[Brief]
The answer must be every line of the data that holds the word "code".

[Data about app and page elements]
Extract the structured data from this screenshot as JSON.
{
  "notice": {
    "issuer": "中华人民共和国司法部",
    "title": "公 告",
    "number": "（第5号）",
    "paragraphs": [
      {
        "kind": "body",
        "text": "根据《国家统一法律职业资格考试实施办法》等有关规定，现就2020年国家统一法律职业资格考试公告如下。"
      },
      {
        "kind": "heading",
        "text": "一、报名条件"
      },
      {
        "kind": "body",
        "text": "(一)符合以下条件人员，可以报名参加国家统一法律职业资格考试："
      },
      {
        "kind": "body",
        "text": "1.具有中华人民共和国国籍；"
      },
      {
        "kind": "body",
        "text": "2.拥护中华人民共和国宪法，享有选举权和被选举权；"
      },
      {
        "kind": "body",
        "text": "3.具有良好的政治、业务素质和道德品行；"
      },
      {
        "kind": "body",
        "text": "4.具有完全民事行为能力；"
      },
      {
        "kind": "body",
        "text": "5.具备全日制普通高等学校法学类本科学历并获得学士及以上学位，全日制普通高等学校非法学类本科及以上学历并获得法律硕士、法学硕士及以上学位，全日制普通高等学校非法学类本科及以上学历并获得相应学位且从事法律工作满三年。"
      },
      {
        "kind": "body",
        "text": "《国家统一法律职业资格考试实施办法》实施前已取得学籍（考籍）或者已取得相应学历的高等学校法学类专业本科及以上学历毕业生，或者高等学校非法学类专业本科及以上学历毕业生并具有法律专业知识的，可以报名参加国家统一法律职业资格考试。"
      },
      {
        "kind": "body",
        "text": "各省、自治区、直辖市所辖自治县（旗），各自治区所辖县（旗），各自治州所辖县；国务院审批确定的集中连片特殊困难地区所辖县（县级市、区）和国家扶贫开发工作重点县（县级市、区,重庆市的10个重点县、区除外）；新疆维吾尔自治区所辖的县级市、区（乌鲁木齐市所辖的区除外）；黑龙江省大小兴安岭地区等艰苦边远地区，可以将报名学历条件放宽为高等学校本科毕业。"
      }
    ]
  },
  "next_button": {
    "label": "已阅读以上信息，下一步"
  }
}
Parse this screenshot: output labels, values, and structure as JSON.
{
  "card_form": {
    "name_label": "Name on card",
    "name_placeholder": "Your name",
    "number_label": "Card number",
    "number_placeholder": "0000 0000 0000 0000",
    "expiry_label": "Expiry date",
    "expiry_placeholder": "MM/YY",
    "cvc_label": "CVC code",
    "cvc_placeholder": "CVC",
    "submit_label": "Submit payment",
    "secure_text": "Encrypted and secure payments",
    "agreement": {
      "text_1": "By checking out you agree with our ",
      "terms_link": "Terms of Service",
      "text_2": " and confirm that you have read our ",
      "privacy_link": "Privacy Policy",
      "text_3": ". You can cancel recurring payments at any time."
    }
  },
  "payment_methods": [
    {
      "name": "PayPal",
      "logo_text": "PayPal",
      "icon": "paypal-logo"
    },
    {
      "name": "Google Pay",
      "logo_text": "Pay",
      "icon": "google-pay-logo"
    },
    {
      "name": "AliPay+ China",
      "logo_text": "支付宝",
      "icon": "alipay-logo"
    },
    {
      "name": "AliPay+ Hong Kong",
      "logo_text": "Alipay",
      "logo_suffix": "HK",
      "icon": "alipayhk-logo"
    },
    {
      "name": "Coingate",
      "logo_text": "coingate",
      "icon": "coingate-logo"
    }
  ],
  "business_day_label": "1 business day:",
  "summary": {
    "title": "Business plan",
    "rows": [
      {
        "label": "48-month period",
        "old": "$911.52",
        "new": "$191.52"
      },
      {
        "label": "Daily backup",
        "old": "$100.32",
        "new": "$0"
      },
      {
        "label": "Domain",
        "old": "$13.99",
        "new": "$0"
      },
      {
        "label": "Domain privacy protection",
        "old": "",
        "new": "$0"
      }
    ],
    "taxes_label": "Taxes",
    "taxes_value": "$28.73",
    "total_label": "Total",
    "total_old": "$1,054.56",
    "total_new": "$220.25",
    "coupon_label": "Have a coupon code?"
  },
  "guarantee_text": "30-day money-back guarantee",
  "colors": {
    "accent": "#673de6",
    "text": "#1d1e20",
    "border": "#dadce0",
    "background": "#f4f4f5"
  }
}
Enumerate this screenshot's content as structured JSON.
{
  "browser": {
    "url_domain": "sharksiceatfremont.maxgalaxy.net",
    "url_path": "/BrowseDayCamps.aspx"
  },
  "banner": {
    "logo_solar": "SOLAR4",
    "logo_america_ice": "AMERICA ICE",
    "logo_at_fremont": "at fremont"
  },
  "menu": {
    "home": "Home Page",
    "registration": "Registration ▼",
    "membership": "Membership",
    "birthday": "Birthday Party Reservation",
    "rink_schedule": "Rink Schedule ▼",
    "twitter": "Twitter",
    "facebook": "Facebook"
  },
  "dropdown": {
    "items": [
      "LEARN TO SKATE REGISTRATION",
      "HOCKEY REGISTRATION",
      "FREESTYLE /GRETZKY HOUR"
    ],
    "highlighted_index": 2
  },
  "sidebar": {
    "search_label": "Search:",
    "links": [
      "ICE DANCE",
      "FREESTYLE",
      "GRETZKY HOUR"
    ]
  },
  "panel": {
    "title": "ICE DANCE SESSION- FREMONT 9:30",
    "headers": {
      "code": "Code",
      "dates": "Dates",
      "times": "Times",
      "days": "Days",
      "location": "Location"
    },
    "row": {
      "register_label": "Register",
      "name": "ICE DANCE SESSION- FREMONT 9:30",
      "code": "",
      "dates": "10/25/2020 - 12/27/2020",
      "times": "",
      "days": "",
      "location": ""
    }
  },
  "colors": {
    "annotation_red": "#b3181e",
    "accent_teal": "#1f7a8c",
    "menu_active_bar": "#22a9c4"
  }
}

[Problem solution]
    "cvc_label": "CVC code",
    "coupon_label": "Have a coupon code?"
      "code": "Code",
      "code": "",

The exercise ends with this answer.